Perhaps the wildest ride of all was the one endured by West Texas Intermediate Crude. Continuing the crash that started in 2015, crude spend the first quarter in the $20’s-$30’s before making its way, in fits and starts, back above $50. We will refrain from attempting to predict what crude oil might do but in terms of sustainable pricing, we saw a low last year that was not sustainable for production just as we saw a high in 2008 that was not sustainable for production. Should the agreed upon OPEC/non-OPEC cuts be maintained that would create at least a modest tailwind for a sustainable price level.

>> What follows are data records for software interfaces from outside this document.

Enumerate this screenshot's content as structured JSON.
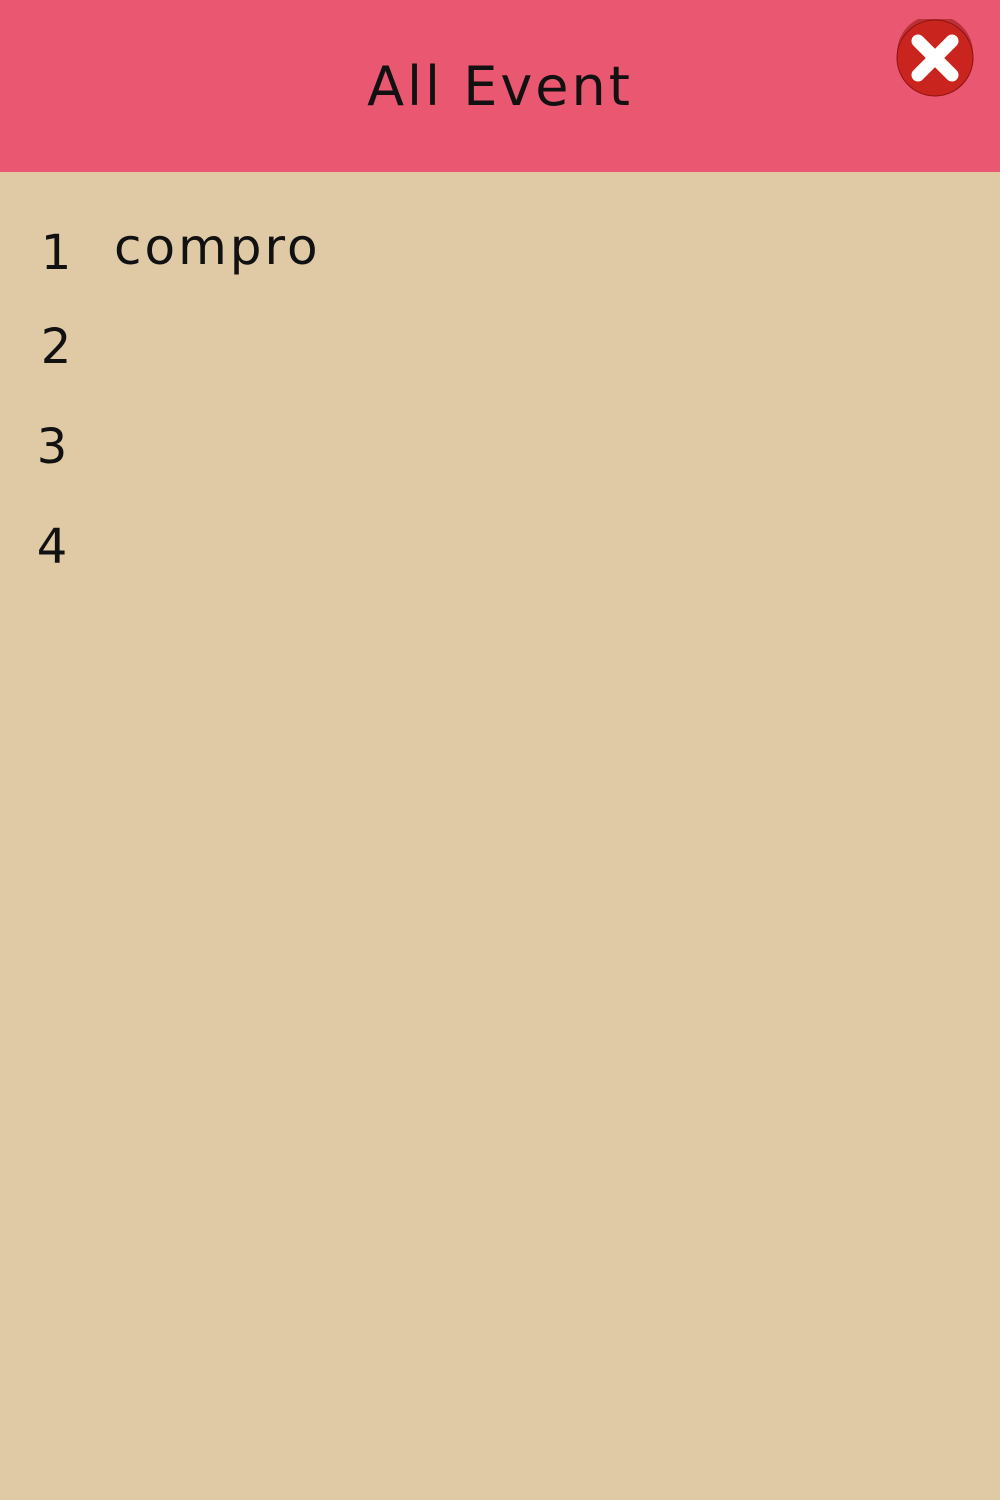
{
  "header": {
    "title": "All Event",
    "close_icon": "close-icon"
  },
  "colors": {
    "header_bg": "#ea5771",
    "body_bg": "#e0caa6",
    "close_red": "#c9241d",
    "close_dark": "#9e1410"
  },
  "events": [
    {
      "number": "1",
      "name": "compro"
    },
    {
      "number": "2",
      "name": ""
    },
    {
      "number": "3",
      "name": ""
    },
    {
      "number": "4",
      "name": ""
    }
  ]
}
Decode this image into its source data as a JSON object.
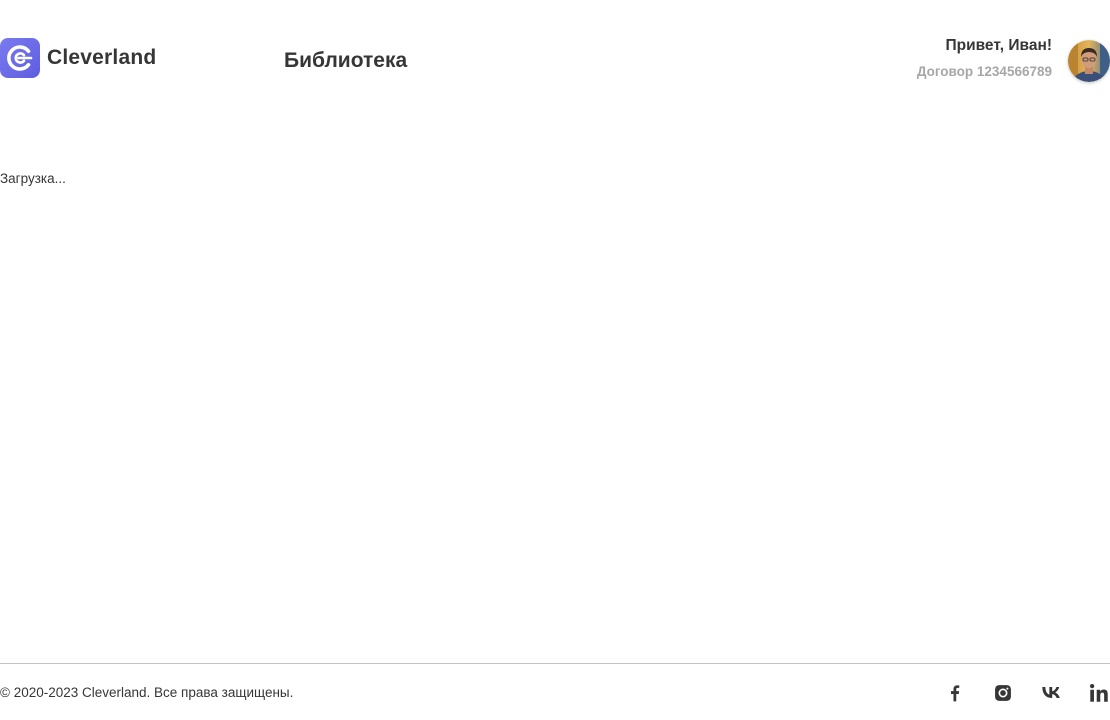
{
  "header": {
    "logo_text": "Cleverland",
    "page_title": "Библиотека",
    "user": {
      "greeting": "Привет, Иван!",
      "contract": "Договор 1234566789"
    }
  },
  "main": {
    "loading_text": "Загрузка..."
  },
  "footer": {
    "copyright": "© 2020-2023 Cleverland. Все права защищены.",
    "social_links": [
      "facebook-icon",
      "instagram-icon",
      "vk-icon",
      "linkedin-icon"
    ]
  },
  "colors": {
    "brand": "#6E6CEB",
    "text": "#363636",
    "muted": "#A7A7A7",
    "divider": "#BFC4C9"
  }
}
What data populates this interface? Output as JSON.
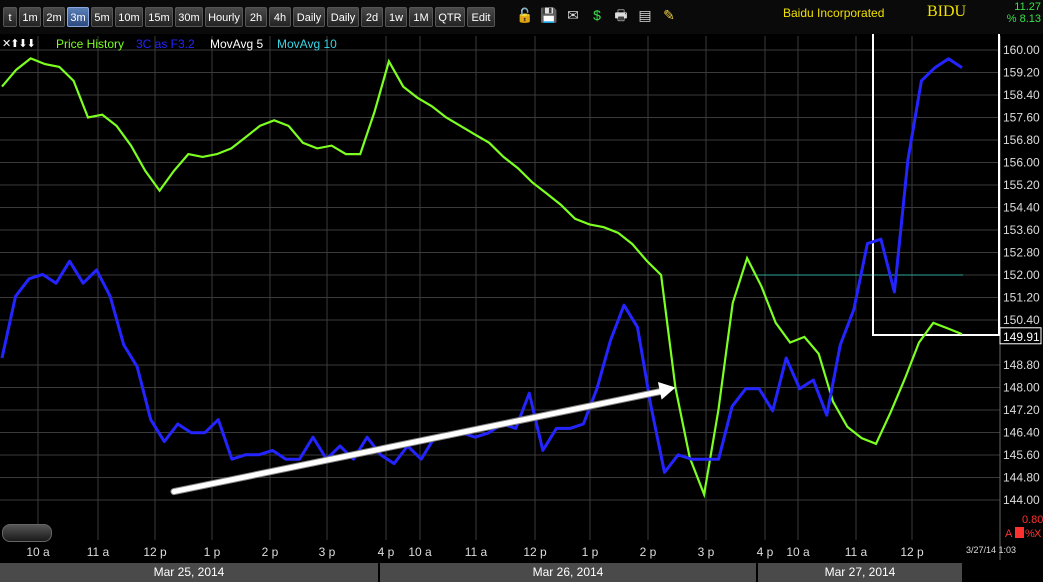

Gold as measured in US dollars had an interesting year. As equities struggled out of the starting blocks gold was strong on its way to a 25% gain by the Brexit vote. In the back half of the year, especially after the US elections, it sold off as equities rallied but still finished the year with about an 8% gain. Industrial commodities got a lift, especially late in the year as talk of renewed infrastructure spending created interest in the group including 60% rise in the price of zinc according to Barron’s.

Interesting Reads

Although sports related we found interesting OTL Investigates The Implosion Of Daily Sports Fantasy Leaders DraftKings & FanDuel:

Daily fantasy’s meteoric rise — breathtaking for its breakneck speed, avalanche of investors’ cash and ever-spiraling valuations — spurred the two companies’ endlessly annoying, record-shattering arms race for new customers and industry dominance. In only three years, DraftKings zoomed from an idea hatched by three buddies in a Boston barroom into a nearly $2 billion company, replete with comparisons to overnight Silicon Valley unicorns like Uber and Snapchat. FanDuel was right there too. The two companies processed a combined $3 billion in player-entry fees in 2015.


How about a great sports story from the NHL to start the New Year? ESPN tells us that Carolina Hurricanes Equipment Manager Jorge Alves Plays Final 7.6 Seconds In Net:

The Hurricanes had Alves lead the team onto the ice for warmups, letting him skate around the Carolina zone in his No. 40 jersey by himself before joining him. “I think it was a special night — it’s a night he’ll never forget,” Carolina coach Bill Peters said. “A perfect storm of opportunity for him. It couldn’t happen to a better guy.”

Source: Google Finance, Yahoo Finance, Wall Street Journal, SeekingAlpha, Bloomberg, Reuters, Barrons,,, Bespoke Investment Group, ESPN

S&P Sector Analysis

As for the sectors of the S&P 500, five outperformed the broad benchmark – Real Estate, Utilities, Telecom, Staples, and Healthcare. The remaining six – Materials, Industrials, Energy, Discretionary, Financials, and Technology – each underperformed. The dispersion between the top-performing and bottom-performing sectors was roughly 2.78% for the week ending 12/30/16, with Telecom outperforming all, and Discretionary coming in last.

For December 26th, 2016 to December 30th, 2016

As measured by the S&P 500 sector indices, respective performances were: